Fortunately, improvements in infrastructure within China meant that this year Rinpoche could avoid the usual 700-kilometer road journey from the city of Xiningto Jyekundo, and made the journey instead by air, finally covering the last 200 kilometres by road to Sharda, which is the capital of NangchenCounty. Rinpoche stayed at his temple, Tegchen Chokor Ling, which is located in Sharda. Rinpoche’s two and a half month stay in Tegchen Chokor Ling corresponded to the height of the Nangchen summer, which meant he could enjoy warm days and cool nights, with light snow falling only once on the local mountain tops. This year there had been particularly heavy rain in the spring, which meant the grasslands and mountains of Nangchen were especially green and full of flowers. Many of Rinpoche’s relatives and old family friends who came to visit him are still nomadic, and they brought fresh yoghurt, cheese, milk and butter as offerings. The yoghurt has a thick layer of yellow cream on top, and Rinpoche says when the yaks eat flowers all day the yoghurt is even more delicious!

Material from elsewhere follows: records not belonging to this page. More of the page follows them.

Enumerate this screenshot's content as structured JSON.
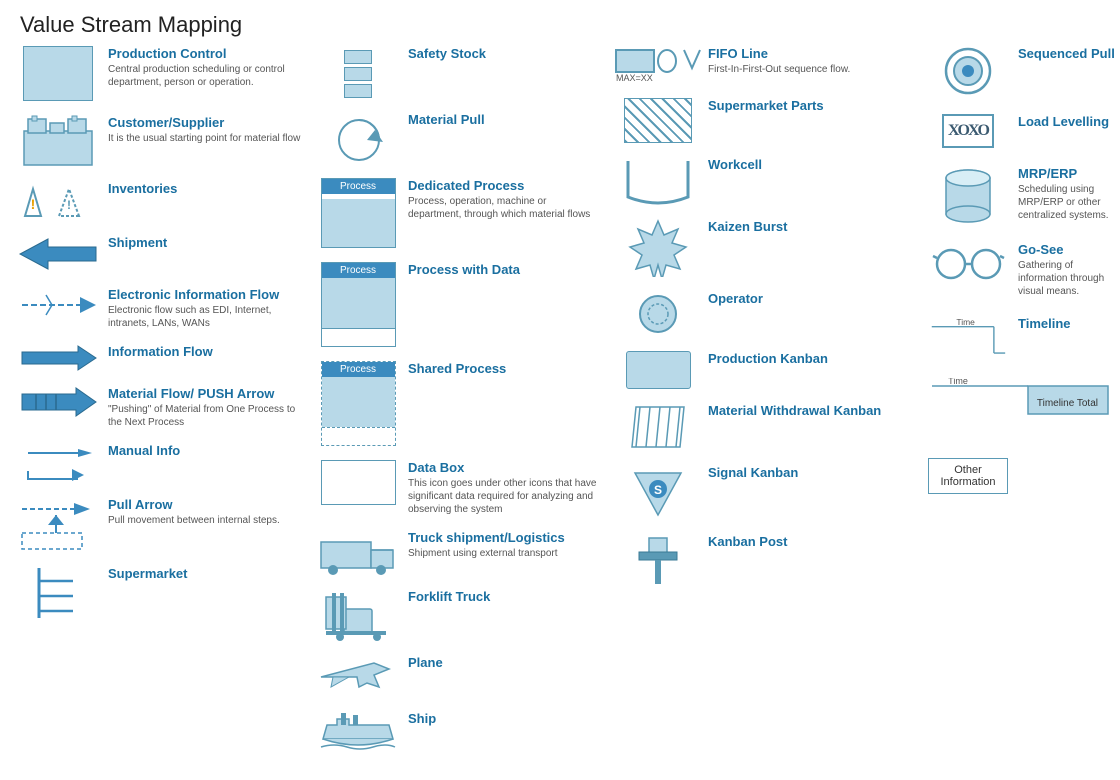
{
  "title": "Value Stream Mapping",
  "columns": [
    {
      "items": [
        {
          "name": "production-control",
          "title": "Production Control",
          "desc": "Central production scheduling or control department, person or operation.",
          "iconType": "prod-ctrl"
        },
        {
          "name": "customer-supplier",
          "title": "Customer/Supplier",
          "desc": "It is the usual starting point for material flow",
          "iconType": "factory"
        },
        {
          "name": "inventories",
          "title": "Inventories",
          "desc": "",
          "iconType": "inventories"
        },
        {
          "name": "shipment",
          "title": "Shipment",
          "desc": "",
          "iconType": "shipment"
        },
        {
          "name": "electronic-info-flow",
          "title": "Electronic Information Flow",
          "desc": "Electronic flow such as EDI, Internet, intranets, LANs, WANs",
          "iconType": "elec-info"
        },
        {
          "name": "information-flow",
          "title": "Information Flow",
          "desc": "",
          "iconType": "info-flow"
        },
        {
          "name": "material-flow-push",
          "title": "Material Flow/ PUSH Arrow",
          "desc": "\"Pushing\" of Material from One Process to the Next Process",
          "iconType": "push-arrow"
        },
        {
          "name": "manual-info",
          "title": "Manual Info",
          "desc": "",
          "iconType": "manual-info"
        },
        {
          "name": "pull-arrow",
          "title": "Pull Arrow",
          "desc": "Pull movement between internal steps.",
          "iconType": "pull-arrow"
        },
        {
          "name": "supermarket",
          "title": "Supermarket",
          "desc": "",
          "iconType": "supermarket"
        }
      ]
    },
    {
      "items": [
        {
          "name": "safety-stock",
          "title": "Safety Stock",
          "desc": "",
          "iconType": "safety-stock"
        },
        {
          "name": "material-pull",
          "title": "Material Pull",
          "desc": "",
          "iconType": "material-pull"
        },
        {
          "name": "dedicated-process",
          "title": "Dedicated Process",
          "desc": "Process, operation, machine or department, through which material flows",
          "iconType": "process-box"
        },
        {
          "name": "process-with-data",
          "title": "Process with Data",
          "desc": "",
          "iconType": "process-box2"
        },
        {
          "name": "shared-process",
          "title": "Shared Process",
          "desc": "",
          "iconType": "process-box3"
        },
        {
          "name": "data-box",
          "title": "Data Box",
          "desc": "This icon goes under other icons that have significant data required for analyzing and observing the system",
          "iconType": "data-box"
        },
        {
          "name": "truck-shipment",
          "title": "Truck shipment/Logistics",
          "desc": "Shipment using external transport",
          "iconType": "truck"
        },
        {
          "name": "forklift-truck",
          "title": "Forklift Truck",
          "desc": "",
          "iconType": "forklift"
        },
        {
          "name": "plane",
          "title": "Plane",
          "desc": "",
          "iconType": "plane"
        },
        {
          "name": "ship",
          "title": "Ship",
          "desc": "",
          "iconType": "ship"
        }
      ]
    },
    {
      "items": [
        {
          "name": "fifo-line",
          "title": "FIFO Line",
          "desc": "First-In-First-Out sequence flow.",
          "iconType": "fifo",
          "subtext": "MAX=XX"
        },
        {
          "name": "supermarket-parts",
          "title": "Supermarket Parts",
          "desc": "",
          "iconType": "supermarket-parts"
        },
        {
          "name": "workcell",
          "title": "Workcell",
          "desc": "",
          "iconType": "workcell"
        },
        {
          "name": "kaizen-burst",
          "title": "Kaizen Burst",
          "desc": "",
          "iconType": "kaizen"
        },
        {
          "name": "operator",
          "title": "Operator",
          "desc": "",
          "iconType": "operator"
        },
        {
          "name": "production-kanban",
          "title": "Production Kanban",
          "desc": "",
          "iconType": "prod-kanban"
        },
        {
          "name": "material-withdrawal-kanban",
          "title": "Material Withdrawal Kanban",
          "desc": "",
          "iconType": "mat-kanban"
        },
        {
          "name": "signal-kanban",
          "title": "Signal Kanban",
          "desc": "",
          "iconType": "signal-kanban"
        },
        {
          "name": "kanban-post",
          "title": "Kanban Post",
          "desc": "",
          "iconType": "kanban-post"
        }
      ]
    },
    {
      "items": [
        {
          "name": "sequenced-pull",
          "title": "Sequenced Pull",
          "desc": "",
          "iconType": "seq-pull"
        },
        {
          "name": "load-levelling",
          "title": "Load Levelling",
          "desc": "",
          "iconType": "xoxo"
        },
        {
          "name": "mrp-erp",
          "title": "MRP/ERP",
          "desc": "Scheduling using MRP/ERP or other centralized systems.",
          "iconType": "mrp"
        },
        {
          "name": "go-see",
          "title": "Go-See",
          "desc": "Gathering of information through visual means.",
          "iconType": "gosee"
        },
        {
          "name": "timeline",
          "title": "Timeline",
          "desc": "",
          "iconType": "timeline"
        },
        {
          "name": "timeline-total",
          "title": "Timeline Total",
          "desc": "",
          "iconType": "timeline-total"
        },
        {
          "name": "other-information",
          "title": "Other Information",
          "desc": "",
          "iconType": "other-info"
        }
      ]
    }
  ]
}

Karma Thinley Rinpoche’s uncle, Namkai Dorje, who lived for many years at Tegchen Legshey Ling in Nepalbefore he passed away several years ago, was the head of the ancient noble clan called Bongsar. Two years ago Namkai Dorje’s daughter Tsodi visited Nangchen and instigated a plan to construct a large stupa at the site of the Bongsar palace, which was located in the vast high grasslands called Drongsho, much of which used to belong to the Bongsar estates until 1959. This year the plans came to fruition, with a large group of Bongsar clan members pooling resources and organising the construction of the magnificent stupa, which was completed at the end of August. Two senior members of the clan stayed at the site and supervised the project, and a group of monks from the famous Bamram Kagyu monastery called Chodrak Gompa, experts in stupa construction, lived at the site for 2 months during the construction. The monks prepared all the special prayers, mantras and other materials that were to be placed inside the stupa; these include the large central ‘tsog shing’ which is the wooden central spine, and the many ‘tsa tsa’, which are small moulded stupas made from earth mixed with precious materials. Many ‘yang’ (prosperity) objects are also placed inside, such as grains, precious stones, medicines, coins etc, with the purpose of increasing prosperity and harvests in the area.

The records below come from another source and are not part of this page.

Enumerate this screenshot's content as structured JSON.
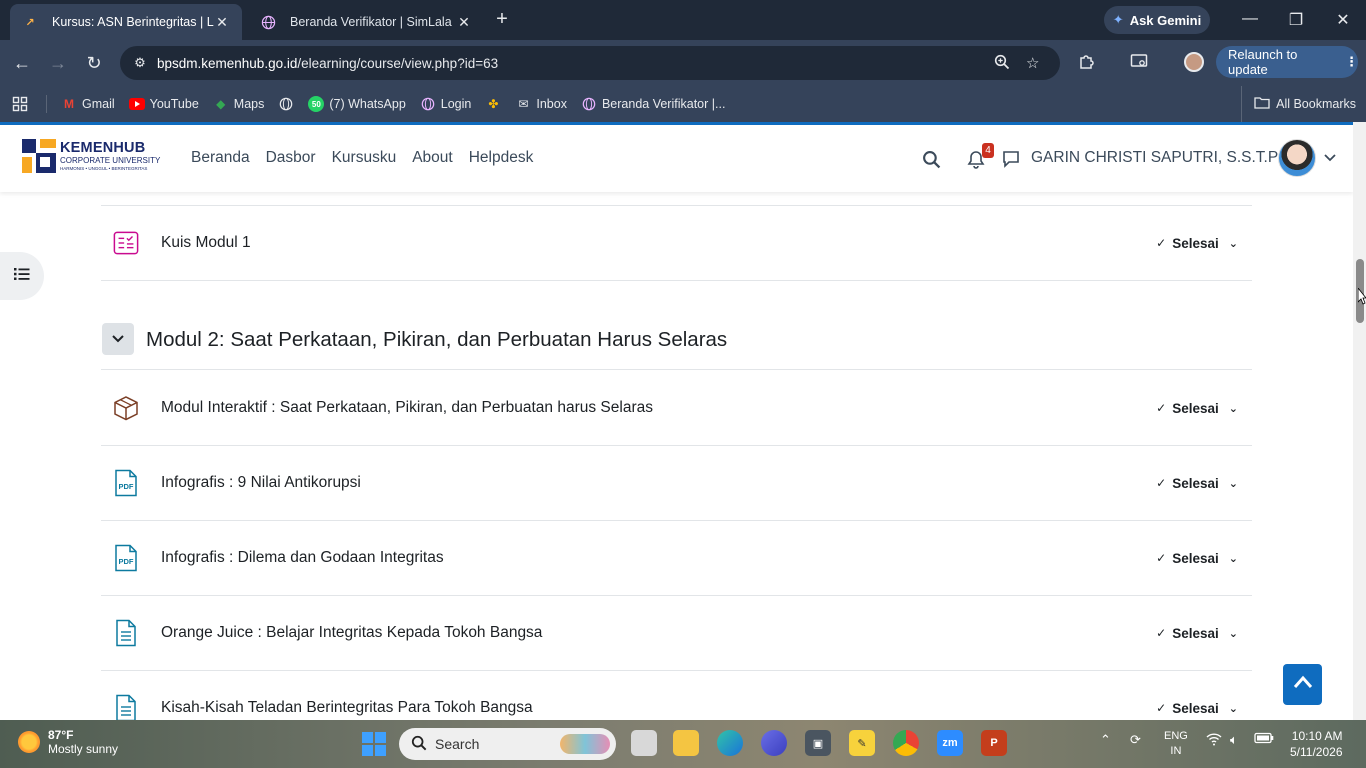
{
  "browser": {
    "tabs": [
      {
        "title": "Kursus: ASN Berintegritas | LMS",
        "active": true
      },
      {
        "title": "Beranda Verifikator | SimLala",
        "active": false
      }
    ],
    "new_tab": "+",
    "ask_gemini": "Ask Gemini",
    "url_host": "bpsdm.kemenhub.go.id",
    "url_path": "/elearning/course/view.php?id=63",
    "relaunch": "Relaunch to update",
    "bookmarks": [
      "Gmail",
      "YouTube",
      "Maps",
      "(7) WhatsApp",
      "Login",
      "Inbox",
      "Beranda Verifikator |..."
    ],
    "whatsapp_badge": "50",
    "all_bookmarks": "All Bookmarks"
  },
  "site": {
    "logo_title": "KEMENHUB",
    "logo_subtitle": "CORPORATE UNIVERSITY",
    "logo_tagline": "HARMONIS • UNGGUL • BERINTEGRITAS",
    "nav": [
      "Beranda",
      "Dasbor",
      "Kursusku",
      "About",
      "Helpdesk"
    ],
    "notification_count": "4",
    "user_name": "GARIN CHRISTI SAPUTRI, S.S.T.Pel"
  },
  "course": {
    "prev_activity": {
      "name": "Kuis Modul 1",
      "status": "Selesai",
      "icon": "quiz-icon"
    },
    "section_title": "Modul 2: Saat Perkataan, Pikiran, dan Perbuatan Harus Selaras",
    "activities": [
      {
        "name": "Modul Interaktif : Saat Perkataan, Pikiran, dan Perbuatan harus Selaras",
        "status": "Selesai",
        "icon": "package-icon"
      },
      {
        "name": "Infografis : 9 Nilai Antikorupsi",
        "status": "Selesai",
        "icon": "pdf-icon"
      },
      {
        "name": "Infografis : Dilema dan Godaan Integritas",
        "status": "Selesai",
        "icon": "pdf-icon"
      },
      {
        "name": "Orange Juice : Belajar Integritas Kepada Tokoh Bangsa",
        "status": "Selesai",
        "icon": "file-icon"
      },
      {
        "name": "Kisah-Kisah Teladan Berintegritas Para Tokoh Bangsa",
        "status": "Selesai",
        "icon": "file-icon"
      }
    ]
  },
  "taskbar": {
    "temperature": "87°F",
    "weather": "Mostly sunny",
    "search_placeholder": "Search",
    "lang_line1": "ENG",
    "lang_line2": "IN",
    "time": "10:10 AM",
    "date": "5/11/2026"
  },
  "colors": {
    "accent": "#0f6cbf",
    "quiz_icon": "#c90a8f",
    "pdf_icon": "#0d7a9f",
    "package_icon": "#7b3f26"
  }
}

Even though the road to Drongsho is quite long and arduous, Rinpoche managed to make the journey up to the high Bongsar grasslands to visit the site of the stupa under construction. He was received by his relatives there and requested to bless the stupa and all the materials to be placed inside. The location of the stupa is also Rinpoche’s own birth-place, so he was very happy to be able to arrive there and to see such a wonderful representation of the indestructible nature of Buddha-mind being built there. The weather was perfect so Rinpoche also got to see all the familiar mountains and valleys, rivers and plains of his youth in all their summer glory.


To complete the construction of the stupa, a statue of Sakyamuni Buddha was placed in the niche, which is surrounded by a beautiful copper decorative ‘pata’. The golden ‘choskor choksum’ – the 13 Dharma wheels representing the path to enlightenment, was placed on top and it was completed with a copper umbrella canopy, above which is a moon, sun and wish-fulfilling jewel.


By the time Rinpoche and Kunga were ready to leave Nangchen at the end of August, the weather was cooler and snow was appearing in the high ridges. All the summer flowers were fading, and only the beautiful deep blue autumn gentians were carpeting the high plateaus and passes. They are now safely returned to Tegchen Legshey Ling near the great stupa of Boudhanath, Nepal.